Friday, June 8, 2018

Audiobook Review: The Forest of Hands and Teeth by Carrie Ryan

Title: The Forest of Hands and Teeth (The Forest of Hands and Teeth #1)
Author: Carrie Ryan
Narrator: Vane Millon
Publication Date: March 10, 2009
Publisher: Delacorte Books for Young Readers
Length: 9 hours 31 minutes
Add to Goodreads

In Mary's world there are simple truths. The Sisterhood always knows best. The Guardians will protect and serve. The Unconsecrated will never relent. And you must always mind the fence that surrounds the village; the fence that protects the village from the Forest of Hands and Teeth. But, slowly, Mary’s truths are failing her. She’s learning things she never wanted to know about the Sisterhood and its secrets, and the Guardians and their power, and about the Unconsecrated and their relentlessness. When the fence is breached and her world is thrown into chaos, she must choose between her village and her future—between the one she loves and the one who loves her. And she must face the truth about the Forest of Hands and Teeth. Could there be life outside a world surrounded in so much death?

Disclaimer: This book has got serious issues, but I love it anyway.

The Forest of Hands and Teeth was the first zombie book I ever read, way back in 2011. Actually, I was so new to the world of YA dystopia and fantasy that it literally took me a hundred pages to realize that the Unconsecrated were zombies. I've read this book three times now, more than I've reread any other book, now that I think about it. Something about this series keeps bringing me back, although my feelings have changed a bit since the last time I read five years ago!

Mary lives in a village that is all she's ever known. The village is governed by the Sisterhood, a fanatical religious group of women who hold all the knowledge of the world before the Return. Mary has questions about the outside world and wants to see the ocean more than anything, although there's slim chance of that happening since it's time for her to get married and start reproducing. Yikes. I never had any strong feelings for Mary in my first two reads, but on this read through, I found myself disliking her more than expected. While I loved her constant need to know what more existed, I could not stand her romantic inclinations.

Oh yes, there's romance, and lots of it! In this tiny world within fenced walls, Mary has managed to find herself in a love triangle with two brothers and it is extremely confusing. Mary wants Travis. Too bad he's going to marry her best friend. All is well, though, because she decides to settle for his brother Harry. But wait! She changes her mind and wants Travis again! But is Travis enough for her? I literally felt myself getting dizzy with the back and forth of these relationships. Outside of the romance, I quite liked Mary and found her to be a strong, inspiring character. Unfortunately, 80% of her character revolved around the romance.
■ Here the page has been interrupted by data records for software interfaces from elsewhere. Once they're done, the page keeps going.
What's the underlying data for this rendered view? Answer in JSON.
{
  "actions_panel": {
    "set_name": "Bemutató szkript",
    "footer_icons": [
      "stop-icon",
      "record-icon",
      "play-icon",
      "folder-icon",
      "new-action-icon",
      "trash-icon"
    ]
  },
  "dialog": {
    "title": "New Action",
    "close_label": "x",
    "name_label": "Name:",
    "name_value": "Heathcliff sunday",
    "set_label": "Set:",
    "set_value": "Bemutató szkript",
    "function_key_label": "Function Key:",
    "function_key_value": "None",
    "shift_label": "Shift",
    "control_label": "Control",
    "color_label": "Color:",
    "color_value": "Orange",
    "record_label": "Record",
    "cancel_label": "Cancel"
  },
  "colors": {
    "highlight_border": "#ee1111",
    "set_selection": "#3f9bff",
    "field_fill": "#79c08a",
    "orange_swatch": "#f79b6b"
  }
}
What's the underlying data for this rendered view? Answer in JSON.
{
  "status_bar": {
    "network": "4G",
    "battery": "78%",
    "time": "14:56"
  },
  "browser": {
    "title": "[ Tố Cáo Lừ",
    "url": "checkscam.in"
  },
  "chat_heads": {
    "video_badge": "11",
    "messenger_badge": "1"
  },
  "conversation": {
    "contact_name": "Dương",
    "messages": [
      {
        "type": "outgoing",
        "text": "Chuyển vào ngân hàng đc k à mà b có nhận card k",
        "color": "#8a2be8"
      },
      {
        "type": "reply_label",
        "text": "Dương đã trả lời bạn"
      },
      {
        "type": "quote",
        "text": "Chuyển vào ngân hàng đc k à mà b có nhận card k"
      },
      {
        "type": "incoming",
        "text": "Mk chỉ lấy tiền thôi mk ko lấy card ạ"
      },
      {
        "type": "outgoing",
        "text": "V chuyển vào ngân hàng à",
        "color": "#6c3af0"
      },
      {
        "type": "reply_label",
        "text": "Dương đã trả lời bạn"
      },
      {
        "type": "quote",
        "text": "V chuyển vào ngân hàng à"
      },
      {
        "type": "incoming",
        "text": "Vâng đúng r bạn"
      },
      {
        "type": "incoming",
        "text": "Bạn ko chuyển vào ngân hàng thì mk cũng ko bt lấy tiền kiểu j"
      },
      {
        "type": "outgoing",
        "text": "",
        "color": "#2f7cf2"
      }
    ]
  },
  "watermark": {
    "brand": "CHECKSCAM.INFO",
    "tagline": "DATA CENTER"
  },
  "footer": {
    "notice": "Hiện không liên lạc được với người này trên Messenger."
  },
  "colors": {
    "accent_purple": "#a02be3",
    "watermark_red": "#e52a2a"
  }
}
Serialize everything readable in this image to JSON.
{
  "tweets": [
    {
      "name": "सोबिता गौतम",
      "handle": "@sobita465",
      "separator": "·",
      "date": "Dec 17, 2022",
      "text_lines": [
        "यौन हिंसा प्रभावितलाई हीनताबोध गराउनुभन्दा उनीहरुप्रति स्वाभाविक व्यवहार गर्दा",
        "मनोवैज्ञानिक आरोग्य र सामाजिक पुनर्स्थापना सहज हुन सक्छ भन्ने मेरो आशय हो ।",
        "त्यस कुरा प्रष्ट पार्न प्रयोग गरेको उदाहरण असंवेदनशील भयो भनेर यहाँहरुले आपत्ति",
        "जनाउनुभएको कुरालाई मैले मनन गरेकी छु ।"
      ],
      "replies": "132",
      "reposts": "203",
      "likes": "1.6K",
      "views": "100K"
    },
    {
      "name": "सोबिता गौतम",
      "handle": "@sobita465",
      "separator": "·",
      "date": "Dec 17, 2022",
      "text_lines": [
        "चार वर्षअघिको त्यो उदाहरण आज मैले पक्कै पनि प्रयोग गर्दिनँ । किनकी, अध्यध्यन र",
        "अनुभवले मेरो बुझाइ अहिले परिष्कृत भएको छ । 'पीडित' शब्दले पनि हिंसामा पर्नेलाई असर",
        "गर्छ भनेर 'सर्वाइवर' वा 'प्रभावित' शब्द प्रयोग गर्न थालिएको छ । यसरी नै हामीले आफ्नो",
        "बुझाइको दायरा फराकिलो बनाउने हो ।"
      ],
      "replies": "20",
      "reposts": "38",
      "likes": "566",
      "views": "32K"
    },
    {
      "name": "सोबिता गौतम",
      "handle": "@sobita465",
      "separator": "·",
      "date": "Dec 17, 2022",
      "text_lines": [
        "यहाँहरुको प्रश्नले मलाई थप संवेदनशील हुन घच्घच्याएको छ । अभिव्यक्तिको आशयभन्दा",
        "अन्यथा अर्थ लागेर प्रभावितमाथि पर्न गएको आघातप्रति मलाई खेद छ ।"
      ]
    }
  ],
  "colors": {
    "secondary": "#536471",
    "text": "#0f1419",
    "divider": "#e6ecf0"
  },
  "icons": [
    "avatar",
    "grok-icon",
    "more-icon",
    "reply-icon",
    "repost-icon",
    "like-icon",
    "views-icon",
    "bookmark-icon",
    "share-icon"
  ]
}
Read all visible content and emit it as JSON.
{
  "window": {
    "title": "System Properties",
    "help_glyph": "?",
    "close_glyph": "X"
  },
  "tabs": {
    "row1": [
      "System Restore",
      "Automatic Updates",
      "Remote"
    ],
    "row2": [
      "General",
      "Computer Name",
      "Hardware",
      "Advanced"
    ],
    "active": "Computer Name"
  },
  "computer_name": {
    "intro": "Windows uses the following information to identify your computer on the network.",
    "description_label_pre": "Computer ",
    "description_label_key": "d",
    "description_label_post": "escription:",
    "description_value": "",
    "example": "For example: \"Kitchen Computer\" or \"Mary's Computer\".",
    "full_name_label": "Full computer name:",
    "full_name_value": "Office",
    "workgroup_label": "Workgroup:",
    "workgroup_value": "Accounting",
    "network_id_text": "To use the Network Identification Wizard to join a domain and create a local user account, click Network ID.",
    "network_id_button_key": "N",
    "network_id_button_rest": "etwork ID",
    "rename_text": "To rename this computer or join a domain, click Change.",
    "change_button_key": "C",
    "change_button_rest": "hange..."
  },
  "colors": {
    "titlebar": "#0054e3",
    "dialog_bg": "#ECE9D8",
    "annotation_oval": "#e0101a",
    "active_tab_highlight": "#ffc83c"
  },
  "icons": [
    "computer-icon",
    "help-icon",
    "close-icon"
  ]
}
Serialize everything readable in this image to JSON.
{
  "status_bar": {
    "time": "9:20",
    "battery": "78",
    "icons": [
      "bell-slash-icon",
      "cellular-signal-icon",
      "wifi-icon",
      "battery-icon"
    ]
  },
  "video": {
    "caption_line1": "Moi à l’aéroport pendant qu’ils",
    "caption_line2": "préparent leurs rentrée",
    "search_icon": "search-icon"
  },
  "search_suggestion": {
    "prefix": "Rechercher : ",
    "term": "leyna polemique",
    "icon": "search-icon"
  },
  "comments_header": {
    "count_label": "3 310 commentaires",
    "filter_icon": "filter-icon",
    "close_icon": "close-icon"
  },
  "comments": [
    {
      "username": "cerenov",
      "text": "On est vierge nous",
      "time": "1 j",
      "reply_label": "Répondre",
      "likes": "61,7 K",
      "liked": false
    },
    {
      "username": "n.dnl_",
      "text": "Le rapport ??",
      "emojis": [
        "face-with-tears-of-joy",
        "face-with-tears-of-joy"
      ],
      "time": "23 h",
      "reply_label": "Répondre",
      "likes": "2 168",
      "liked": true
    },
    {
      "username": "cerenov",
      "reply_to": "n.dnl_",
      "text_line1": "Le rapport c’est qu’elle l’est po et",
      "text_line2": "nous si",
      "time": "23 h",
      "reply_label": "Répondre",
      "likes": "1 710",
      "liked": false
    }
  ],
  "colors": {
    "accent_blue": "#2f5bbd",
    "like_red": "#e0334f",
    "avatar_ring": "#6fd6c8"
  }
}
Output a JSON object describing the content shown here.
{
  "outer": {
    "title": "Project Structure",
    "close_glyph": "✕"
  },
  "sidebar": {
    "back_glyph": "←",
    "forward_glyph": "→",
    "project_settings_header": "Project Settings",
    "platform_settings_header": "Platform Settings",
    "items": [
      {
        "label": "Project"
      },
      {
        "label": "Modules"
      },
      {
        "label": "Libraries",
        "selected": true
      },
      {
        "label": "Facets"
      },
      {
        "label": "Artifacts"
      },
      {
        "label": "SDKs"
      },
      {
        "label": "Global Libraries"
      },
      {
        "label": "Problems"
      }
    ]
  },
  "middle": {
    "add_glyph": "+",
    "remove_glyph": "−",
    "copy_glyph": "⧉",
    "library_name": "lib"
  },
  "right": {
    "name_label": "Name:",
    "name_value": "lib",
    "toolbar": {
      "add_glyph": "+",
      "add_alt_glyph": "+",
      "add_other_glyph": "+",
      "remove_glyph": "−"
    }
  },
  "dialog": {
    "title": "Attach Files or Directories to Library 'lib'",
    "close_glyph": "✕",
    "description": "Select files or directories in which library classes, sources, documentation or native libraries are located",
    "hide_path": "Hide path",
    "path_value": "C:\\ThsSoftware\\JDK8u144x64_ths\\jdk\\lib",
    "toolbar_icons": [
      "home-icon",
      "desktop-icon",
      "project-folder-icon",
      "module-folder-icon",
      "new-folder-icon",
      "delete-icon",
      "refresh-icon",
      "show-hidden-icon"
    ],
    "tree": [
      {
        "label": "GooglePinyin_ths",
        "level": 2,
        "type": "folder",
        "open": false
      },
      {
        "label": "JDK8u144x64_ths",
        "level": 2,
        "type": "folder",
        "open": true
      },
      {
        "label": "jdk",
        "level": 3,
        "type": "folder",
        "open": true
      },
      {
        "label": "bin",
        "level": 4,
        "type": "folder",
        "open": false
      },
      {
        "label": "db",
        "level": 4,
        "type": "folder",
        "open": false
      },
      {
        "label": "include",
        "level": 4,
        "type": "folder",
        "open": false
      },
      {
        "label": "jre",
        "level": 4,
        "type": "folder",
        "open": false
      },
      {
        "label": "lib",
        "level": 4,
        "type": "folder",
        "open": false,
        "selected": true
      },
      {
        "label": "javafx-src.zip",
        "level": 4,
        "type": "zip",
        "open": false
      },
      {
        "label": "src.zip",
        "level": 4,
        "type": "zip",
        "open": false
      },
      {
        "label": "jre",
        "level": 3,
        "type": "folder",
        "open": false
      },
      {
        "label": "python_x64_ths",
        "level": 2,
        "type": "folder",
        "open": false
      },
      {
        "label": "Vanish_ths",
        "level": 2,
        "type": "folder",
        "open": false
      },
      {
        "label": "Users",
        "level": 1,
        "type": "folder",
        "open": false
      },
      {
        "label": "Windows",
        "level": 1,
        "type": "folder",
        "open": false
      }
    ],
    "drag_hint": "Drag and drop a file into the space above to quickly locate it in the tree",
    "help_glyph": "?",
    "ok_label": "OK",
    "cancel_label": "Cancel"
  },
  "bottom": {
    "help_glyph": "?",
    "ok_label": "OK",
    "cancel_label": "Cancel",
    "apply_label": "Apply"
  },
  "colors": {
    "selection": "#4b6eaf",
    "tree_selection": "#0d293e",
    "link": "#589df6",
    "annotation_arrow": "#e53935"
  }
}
The thing that keeps bringing me back to The Forest of Hands and Teeth is, of course, the world. I love, LOVE stories that are similar to The Village. I love the idea of a small community lost to time, only to realize they're not alone in the world. I loved reading about the creepy community that has been built over the decades(?) in the village. Then again, when I started to think about this world critically, instead of through nostalgia goggles, I began to realize that it didn't quite hold up.

There are actually a few things about this world that I'm not sold on. First, I'm pretty lost on how long it has actually been since the Return. It's obvious that this has all happened in America, sometime in the future. What's not clear is whether the village has existed for two generations or fifty. Another issue I have with the world is the fence that holds off the Unconsecrated. Even if it hasn't been several generations, the fence, which seems to be described as chain link type fencing, would certainly not hold up. There's brief mention of the Guardians repairing the fence, but how long could that possibly go on before the constant push of zombies broke it down? I know there are other problems with the world building, but I'm not here to nitpick one of my faves.

Despite the glaring issues with this book, I absolutely still love it. I love the world, flawed as it may be. I love the mystery surrounding the village and what could be outside it. This will probably be the only time you see me rate a book with this many issues this highly, but what can I say? I do wish that more care had been taken when setting this story up, but I love it for what it is! If you're a fan of The Village or stories like it, I definitely recommend this book!